_THE INPUT_
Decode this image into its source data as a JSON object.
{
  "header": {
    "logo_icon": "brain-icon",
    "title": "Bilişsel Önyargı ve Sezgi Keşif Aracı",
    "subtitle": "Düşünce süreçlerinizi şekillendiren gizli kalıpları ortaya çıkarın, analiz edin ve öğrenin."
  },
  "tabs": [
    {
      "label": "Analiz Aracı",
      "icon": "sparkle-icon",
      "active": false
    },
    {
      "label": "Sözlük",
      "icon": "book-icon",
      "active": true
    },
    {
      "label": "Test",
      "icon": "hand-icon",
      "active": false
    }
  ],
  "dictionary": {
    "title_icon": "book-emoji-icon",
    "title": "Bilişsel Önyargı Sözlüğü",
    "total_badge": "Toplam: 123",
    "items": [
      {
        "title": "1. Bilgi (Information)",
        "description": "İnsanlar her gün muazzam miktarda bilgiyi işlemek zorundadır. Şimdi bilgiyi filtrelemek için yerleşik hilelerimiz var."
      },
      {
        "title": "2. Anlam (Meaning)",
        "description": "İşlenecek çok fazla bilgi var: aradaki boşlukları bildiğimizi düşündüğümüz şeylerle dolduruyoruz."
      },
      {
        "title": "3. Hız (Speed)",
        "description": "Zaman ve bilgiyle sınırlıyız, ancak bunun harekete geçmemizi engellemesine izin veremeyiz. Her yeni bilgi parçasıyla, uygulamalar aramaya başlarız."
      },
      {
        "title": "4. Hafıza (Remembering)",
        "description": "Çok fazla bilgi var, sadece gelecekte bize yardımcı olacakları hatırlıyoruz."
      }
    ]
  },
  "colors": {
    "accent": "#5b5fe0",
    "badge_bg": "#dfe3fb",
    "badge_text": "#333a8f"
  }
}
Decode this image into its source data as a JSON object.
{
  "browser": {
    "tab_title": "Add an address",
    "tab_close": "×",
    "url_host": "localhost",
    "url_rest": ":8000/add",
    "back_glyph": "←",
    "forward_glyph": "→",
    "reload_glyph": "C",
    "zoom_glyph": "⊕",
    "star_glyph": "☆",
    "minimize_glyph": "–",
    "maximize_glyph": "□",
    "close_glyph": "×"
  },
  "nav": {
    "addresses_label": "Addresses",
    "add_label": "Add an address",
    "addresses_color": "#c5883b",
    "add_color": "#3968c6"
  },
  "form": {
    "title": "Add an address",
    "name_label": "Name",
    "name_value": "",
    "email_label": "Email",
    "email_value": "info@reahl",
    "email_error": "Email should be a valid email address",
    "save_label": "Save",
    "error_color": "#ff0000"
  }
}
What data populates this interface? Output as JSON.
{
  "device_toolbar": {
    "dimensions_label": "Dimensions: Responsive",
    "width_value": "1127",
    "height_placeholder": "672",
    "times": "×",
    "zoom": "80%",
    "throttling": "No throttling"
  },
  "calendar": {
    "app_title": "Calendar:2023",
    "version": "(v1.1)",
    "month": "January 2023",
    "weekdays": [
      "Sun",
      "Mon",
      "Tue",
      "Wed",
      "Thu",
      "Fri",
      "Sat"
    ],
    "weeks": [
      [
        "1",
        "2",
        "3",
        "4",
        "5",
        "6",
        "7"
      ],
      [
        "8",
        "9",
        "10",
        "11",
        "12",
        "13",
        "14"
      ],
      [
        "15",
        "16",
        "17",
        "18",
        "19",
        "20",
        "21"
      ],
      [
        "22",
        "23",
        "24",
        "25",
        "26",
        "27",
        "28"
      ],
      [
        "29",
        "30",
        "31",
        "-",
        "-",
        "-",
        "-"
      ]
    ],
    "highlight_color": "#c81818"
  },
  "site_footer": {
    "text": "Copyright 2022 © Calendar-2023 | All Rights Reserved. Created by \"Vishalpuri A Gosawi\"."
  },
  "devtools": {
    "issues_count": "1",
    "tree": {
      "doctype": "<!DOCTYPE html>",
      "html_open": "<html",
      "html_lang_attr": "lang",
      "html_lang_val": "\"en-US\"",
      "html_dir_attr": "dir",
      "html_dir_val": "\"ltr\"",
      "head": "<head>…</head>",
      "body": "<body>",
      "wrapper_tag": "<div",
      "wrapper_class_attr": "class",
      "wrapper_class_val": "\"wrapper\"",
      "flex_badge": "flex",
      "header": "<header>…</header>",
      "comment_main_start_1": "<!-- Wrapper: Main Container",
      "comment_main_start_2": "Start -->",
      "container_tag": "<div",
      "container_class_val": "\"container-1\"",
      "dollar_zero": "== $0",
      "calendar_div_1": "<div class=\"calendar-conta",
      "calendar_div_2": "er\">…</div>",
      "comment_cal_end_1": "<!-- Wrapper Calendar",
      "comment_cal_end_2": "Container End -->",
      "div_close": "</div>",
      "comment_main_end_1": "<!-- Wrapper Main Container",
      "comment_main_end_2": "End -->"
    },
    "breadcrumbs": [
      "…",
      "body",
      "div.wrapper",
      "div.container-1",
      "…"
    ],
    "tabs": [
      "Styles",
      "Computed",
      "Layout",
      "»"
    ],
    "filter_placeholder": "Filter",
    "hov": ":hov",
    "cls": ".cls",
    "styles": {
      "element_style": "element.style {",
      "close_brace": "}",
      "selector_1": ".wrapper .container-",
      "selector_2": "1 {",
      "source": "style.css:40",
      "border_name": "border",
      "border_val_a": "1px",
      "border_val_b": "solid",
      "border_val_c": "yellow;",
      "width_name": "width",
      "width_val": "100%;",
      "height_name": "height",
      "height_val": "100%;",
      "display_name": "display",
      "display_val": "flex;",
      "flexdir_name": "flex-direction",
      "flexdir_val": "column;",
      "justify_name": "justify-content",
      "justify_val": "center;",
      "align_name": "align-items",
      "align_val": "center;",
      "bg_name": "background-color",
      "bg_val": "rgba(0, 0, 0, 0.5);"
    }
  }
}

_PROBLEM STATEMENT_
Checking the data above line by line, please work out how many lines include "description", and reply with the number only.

_ANSWER FOR THIS EXERCISE_
4